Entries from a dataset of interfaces
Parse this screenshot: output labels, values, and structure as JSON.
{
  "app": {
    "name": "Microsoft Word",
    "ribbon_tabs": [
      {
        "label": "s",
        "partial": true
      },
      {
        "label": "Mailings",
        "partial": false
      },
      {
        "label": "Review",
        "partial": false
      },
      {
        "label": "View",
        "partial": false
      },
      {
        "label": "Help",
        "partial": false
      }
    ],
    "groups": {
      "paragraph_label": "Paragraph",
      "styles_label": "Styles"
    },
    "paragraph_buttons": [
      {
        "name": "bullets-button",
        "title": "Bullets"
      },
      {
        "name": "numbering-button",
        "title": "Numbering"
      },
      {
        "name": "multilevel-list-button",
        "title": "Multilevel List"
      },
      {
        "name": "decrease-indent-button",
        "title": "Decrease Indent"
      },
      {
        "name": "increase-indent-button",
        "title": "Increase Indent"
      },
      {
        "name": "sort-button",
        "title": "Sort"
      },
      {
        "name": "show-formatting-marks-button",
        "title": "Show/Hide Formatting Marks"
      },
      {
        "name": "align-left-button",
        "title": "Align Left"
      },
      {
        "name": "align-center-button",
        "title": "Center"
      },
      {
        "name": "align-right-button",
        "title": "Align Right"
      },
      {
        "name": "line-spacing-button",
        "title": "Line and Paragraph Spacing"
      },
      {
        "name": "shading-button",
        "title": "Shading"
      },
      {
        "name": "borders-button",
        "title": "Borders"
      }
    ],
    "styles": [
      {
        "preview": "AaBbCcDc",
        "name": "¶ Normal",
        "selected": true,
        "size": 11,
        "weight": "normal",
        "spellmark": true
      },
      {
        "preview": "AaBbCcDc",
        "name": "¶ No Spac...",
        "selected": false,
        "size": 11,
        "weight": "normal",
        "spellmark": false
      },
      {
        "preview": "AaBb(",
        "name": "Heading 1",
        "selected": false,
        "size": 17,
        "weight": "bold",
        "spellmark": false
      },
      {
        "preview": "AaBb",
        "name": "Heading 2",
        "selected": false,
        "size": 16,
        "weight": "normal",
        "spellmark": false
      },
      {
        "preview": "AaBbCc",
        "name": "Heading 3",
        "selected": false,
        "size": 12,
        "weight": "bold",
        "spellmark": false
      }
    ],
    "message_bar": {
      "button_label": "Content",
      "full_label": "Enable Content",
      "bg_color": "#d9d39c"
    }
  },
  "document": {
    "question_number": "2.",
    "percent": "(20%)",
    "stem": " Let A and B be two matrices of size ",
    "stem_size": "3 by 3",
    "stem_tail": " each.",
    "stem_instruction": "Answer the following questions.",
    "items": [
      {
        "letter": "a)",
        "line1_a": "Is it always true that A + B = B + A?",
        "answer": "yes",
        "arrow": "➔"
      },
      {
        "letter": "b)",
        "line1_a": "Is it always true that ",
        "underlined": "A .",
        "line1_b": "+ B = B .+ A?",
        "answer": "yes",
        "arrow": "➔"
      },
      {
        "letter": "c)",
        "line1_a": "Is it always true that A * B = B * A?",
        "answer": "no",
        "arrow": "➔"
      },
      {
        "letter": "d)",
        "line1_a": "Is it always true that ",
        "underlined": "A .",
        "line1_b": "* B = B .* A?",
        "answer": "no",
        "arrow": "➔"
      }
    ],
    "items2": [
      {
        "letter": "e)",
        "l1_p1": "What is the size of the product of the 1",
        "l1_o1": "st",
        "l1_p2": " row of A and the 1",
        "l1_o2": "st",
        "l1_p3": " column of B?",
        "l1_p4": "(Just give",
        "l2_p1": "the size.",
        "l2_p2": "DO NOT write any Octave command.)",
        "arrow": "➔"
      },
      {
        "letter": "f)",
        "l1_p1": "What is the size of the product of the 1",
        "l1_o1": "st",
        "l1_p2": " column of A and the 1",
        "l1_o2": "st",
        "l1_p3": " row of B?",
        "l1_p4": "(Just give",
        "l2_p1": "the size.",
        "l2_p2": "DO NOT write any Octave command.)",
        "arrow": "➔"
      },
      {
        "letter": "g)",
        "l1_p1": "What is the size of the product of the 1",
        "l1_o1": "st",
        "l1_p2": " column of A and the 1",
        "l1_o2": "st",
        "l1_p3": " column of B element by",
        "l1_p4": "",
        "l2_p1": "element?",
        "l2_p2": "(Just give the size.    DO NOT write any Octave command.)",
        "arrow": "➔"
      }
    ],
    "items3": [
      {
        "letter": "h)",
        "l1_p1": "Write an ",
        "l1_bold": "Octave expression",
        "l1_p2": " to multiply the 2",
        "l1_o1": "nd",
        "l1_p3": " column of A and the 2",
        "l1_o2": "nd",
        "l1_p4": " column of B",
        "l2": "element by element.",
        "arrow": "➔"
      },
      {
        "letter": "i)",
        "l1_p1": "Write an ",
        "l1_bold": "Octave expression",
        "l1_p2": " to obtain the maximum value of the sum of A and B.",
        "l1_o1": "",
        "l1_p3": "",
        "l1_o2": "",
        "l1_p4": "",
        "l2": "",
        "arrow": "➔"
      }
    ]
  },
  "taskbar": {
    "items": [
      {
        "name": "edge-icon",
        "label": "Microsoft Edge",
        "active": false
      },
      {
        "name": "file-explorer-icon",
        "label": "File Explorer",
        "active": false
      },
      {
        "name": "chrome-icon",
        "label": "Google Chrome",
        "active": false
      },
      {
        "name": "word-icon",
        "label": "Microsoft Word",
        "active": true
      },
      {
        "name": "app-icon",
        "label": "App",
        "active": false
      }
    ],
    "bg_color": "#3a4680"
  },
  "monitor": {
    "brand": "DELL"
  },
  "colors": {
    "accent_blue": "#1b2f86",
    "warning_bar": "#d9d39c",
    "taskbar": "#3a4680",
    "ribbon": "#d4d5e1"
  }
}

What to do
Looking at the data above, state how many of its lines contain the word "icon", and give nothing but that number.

Solution for this problem
5